At peak crystallization, almost all waking thoughts revolve around the limerent object. After this peak, the feelings eventually decline.
Fantasies are preferred to virtually any other activity with the exception of activities that are believed to help obtain the limerent object, and activities that involve actually being in the presence of the limerent object. The motivation to attain a "relationship" continues to intensify so long as a proper mix of hope and uncertainty exist.
Tennov estimates, based on both questionnaire and interview data, that the average limerent reaction duration, from the moment of initiation until a feeling of neutrality is reached, is approximately three years. The extremes may be as brief as a few weeks or several years. When limerence is brief, maximum intensity may not have been attained.
Limerence generally lasts about four months, but further studies on unrequited limerence have suggested longer durations.
Once the limerent reaction has initiated, one of three varieties of bonds may form, defined over a set duration of time, in relation to the experience or non-experience of limerence. The constitution of these bonds may vary over the course of the relationship, in ways that may either increase or decrease the intensity of the limerence.

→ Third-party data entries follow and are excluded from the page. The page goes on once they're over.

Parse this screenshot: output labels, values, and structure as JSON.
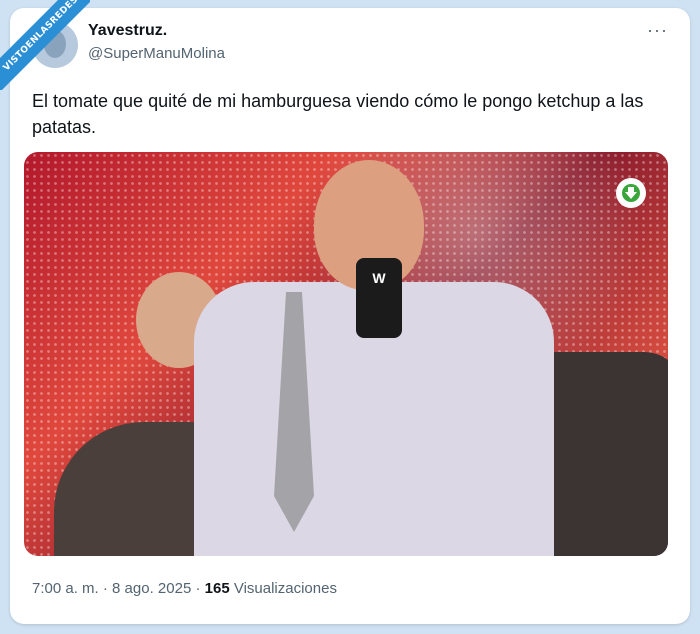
{
  "ribbon": {
    "text": "VISTOENLASREDES"
  },
  "tweet": {
    "display_name": "Yavestruz.",
    "handle": "@SuperManuMolina",
    "more_label": "···",
    "text": "El tomate que quité de mi hamburguesa viendo cómo le pongo ketchup a las patatas."
  },
  "media": {
    "mic_logo": "W",
    "download_icon": "download-arrow-icon"
  },
  "meta": {
    "time": "7:00 a. m.",
    "sep1": " · ",
    "date": "8 ago. 2025",
    "sep2": " · ",
    "views_count": "165",
    "views_label": " Visualizaciones"
  },
  "colors": {
    "background": "#cfe2f3",
    "ribbon": "#2b8fd6",
    "download_icon": "#3aa53a",
    "secondary_text": "#536471"
  }
}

The basis and interesting characteristic of this delineation made by Tennov, is that based on her research and interviews with people, all human bonded relationships can be divided into three varieties being defined by the amount of limerence or non-limerence each partner contributes to the relationship.
With an affectional bond, neither partner is limerent. With a Limerent-Nonlimerent bond, one partner is limerent. In a Limerent-Limerent bond, both partners are limerent.
Affectional bonding characterize those affectionate sexual relationships where neither partner is limerent; couples tend to be in love, but do not report continuous and unwanted intrusive thinking, feeling intense need for exclusivity, or define their goals in terms of reciprocity. These types of bonded couples tend to emphasize compatibility of interests, mutual preferences in leisure activities, ability to work together, and in some cases a degree of relative contentment.
The bulk of relationships, however, according to Tennov, are those between a limerent person and a nonlimerent other, i.e. limerent-nonlimerent bonding. These bonds are characterized by unequal reciprocation.
Lastly, those relationship bonds in which there exists mutual reciprocation are defined as limerent-limerent bondings. Tennov argues since limerence itself is an "unstable state" that mutually limerent bonds would be expected to be short-lived; mixed relationships probably last longer than limerent-limerent relationships; and affectional bondings tend to be characterized as "old marrieds" whose interactions are typically both stable and mutually gratifying.
Tennov's research has been continued by Albert Wakin, who knew Tennov at the University of Bridgeport but didn't assist in her research, and Duyen Vo, a graduate student of Southern Connecticut State University. They are refining the term to refer to the negative pathological aspects of Limerence. The term "Limerence" has been invoked in many popular media, including self-help books, popular magazines, and websites.
Still, according to a paper by Wakin and Vo, "In spite of the public’s exposure to limerence, the professional community, particularly clinical, is largely unaware of the concept."  In 2008, they presented their updated research to the American Association of Behavioral and Social Sciences. Wakin and Vo reported that more research must be gathered before the condition is suited for the Diagnostic and Statistical Manual of Mental Disorders (DSM).